An Israeli minister gave an interview to a Saudi online newspaper over the weekend, underscoring the warming ties between Israel and the Arab world in the wake of the Iranian nuclear deal last year.
Israeli Minister of Immigrant Absorption Ze’ev Elkin told a reporter from the Saudi website Elaph that Israel and the Sunni states had “shared interests,” Ynet reported  Saturday.
“I’m a very realistic person, and in the current situation the ground is ready for cooperation around [shared] interests,” said Elkin, who was interviewed in his Jerusalem office. Still, he acknowledged, formal alliances between Israel and moderate Arab states, which would include formal recognition of Israel as “as a nation-state,” remain “a long way off.”
When pressed over whether there were ongoing negotiations between Israel and Arab states, Elkin responded that “It’s up to those countries whether they want relations with us to be public or hidden.” Elkin pointed out that the rise of ISIS and the ongoing rift between Sunni and Shiite countries “proves that Israel is not the root of the divisions in the Middle East.”
Elkin, who is also minister of Jerusalem affairs, told the Saudi site that travelers to Jerusalem would not see anything amiss, and that the status quo on the Temple Mount, where the al-Aqsa Mosque is located, was not being changed. “I call on everyone to visit the site and see the proof,” he added.
Israeli Foreign Ministry Director-General Dore Gold  and former Israeli Ambassador to the United States Michael Oren also have given interviews to Elaph recently. They are the latest in a number of signs of rapprochement between Israel and Arab states over the past year. Last month, Israeli Prime Minister Benjamin Netanyahu said  at the World Economic Forum that “nurturing these relationships that are taking place now, that could actually, with the Arab world, that could actually help us resolve the Israeli-Palestinian conflict.”

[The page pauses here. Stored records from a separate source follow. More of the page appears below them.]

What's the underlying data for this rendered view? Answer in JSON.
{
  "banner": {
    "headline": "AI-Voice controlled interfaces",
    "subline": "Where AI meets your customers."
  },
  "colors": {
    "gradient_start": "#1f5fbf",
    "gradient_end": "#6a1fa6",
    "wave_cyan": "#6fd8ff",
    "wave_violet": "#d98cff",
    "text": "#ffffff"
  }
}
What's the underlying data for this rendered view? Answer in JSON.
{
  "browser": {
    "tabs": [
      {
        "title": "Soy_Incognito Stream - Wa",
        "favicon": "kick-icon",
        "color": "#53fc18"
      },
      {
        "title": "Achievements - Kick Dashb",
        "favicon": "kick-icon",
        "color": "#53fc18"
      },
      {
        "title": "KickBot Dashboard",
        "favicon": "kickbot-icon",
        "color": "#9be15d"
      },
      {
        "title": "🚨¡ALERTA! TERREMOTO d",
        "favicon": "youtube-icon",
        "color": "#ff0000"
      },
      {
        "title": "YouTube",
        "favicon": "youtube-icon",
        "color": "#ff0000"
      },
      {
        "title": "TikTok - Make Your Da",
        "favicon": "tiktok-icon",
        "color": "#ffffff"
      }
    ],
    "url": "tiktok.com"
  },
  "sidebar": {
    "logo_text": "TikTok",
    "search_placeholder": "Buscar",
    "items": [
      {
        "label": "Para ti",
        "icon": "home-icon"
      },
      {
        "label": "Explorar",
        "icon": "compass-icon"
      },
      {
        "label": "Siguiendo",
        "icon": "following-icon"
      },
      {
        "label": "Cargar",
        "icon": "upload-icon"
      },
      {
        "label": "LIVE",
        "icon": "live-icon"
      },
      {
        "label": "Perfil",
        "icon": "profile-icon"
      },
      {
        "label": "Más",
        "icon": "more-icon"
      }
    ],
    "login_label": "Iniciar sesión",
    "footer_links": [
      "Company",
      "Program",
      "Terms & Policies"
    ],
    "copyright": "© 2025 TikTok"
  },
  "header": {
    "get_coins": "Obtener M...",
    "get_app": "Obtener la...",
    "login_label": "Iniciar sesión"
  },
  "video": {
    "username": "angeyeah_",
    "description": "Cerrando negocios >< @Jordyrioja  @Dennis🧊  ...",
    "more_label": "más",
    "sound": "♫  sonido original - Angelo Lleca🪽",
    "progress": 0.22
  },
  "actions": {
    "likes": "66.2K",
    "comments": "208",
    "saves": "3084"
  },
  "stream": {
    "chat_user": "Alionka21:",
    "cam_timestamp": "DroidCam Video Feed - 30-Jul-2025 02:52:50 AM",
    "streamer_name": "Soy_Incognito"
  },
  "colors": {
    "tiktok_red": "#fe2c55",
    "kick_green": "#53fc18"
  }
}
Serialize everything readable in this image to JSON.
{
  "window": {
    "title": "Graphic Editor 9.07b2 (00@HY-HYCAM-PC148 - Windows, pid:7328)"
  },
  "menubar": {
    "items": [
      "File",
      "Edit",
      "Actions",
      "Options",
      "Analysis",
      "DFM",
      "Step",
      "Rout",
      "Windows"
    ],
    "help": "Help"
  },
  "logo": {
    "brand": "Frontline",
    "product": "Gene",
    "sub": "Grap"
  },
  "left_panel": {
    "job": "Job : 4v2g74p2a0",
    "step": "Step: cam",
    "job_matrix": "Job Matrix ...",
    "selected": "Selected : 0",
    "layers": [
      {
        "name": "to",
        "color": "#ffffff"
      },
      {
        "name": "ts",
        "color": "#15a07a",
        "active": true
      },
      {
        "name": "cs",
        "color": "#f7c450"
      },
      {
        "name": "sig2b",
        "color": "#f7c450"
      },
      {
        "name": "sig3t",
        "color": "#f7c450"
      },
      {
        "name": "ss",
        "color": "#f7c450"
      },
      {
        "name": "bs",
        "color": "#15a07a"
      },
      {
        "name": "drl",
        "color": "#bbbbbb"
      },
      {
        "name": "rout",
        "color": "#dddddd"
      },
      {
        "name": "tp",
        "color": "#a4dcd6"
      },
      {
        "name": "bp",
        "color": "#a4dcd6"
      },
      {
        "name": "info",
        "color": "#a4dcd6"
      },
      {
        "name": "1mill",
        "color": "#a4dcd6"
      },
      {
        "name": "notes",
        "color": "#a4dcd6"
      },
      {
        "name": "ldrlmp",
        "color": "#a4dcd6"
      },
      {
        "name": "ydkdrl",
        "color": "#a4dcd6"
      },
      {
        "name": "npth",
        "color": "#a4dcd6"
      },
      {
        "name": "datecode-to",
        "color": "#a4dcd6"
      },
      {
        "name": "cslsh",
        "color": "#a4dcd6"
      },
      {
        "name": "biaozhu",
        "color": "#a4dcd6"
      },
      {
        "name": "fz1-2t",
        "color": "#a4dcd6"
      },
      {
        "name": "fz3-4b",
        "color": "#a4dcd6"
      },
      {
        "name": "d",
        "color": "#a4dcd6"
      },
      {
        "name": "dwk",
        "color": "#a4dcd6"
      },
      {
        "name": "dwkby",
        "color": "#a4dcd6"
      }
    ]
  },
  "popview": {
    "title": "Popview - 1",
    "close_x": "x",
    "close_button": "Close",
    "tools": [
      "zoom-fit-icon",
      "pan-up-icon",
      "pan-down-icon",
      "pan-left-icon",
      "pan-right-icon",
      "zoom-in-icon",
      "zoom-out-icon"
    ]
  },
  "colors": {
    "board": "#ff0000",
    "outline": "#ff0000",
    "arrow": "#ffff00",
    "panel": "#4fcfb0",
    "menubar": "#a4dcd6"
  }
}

Yuval Steinitz, Israel’s minister for national infrastructure, energy, and water, recently returned  from an energy conference in the United Arab Emirates, where Jerusalem recently established  a diplomatic mission. Israel’s Channel 2 suggested that the real aim of the trip may have been for the two states to covertly conduct strategy meetings.
The Wall Street Journal reported  last month that Israel was actively seeking to strengthen ties with Arab powers in the wake of the nuclear deal with Iran and the rise of the so-called Islamic State. In recent months, Egypt returned  its ambassador to Tel Aviv, and a group of Jordanian pilots paid a “working visit” to Israel and trained  closely with their Israeli counterparts during American-sponsored military exercises.
Turkish President Recep Tayyip Erdogan also recently expressed an interest in alleviating diplomatic tensions between Ankara and Jerusalem, reaching a preliminary agreement to restore  relations in December. Even Sudan, a former ally of Iran, is said  to be considering normalizing ties with Israel, a move that highlights the broader regional realignment taking place as concerns over Iran’s nuclear and regional ambitions grow.
Netanyahu alluded to this shift and region-wide fears about Iran’s nuclear aspirations during an interview  with Andrea Mitchell of NBC in March of last year, observing that “when Arabs and Israelis agree on something it’s worth paying attention.”
[Photo: ערוץ הכנסת / YouTube  ]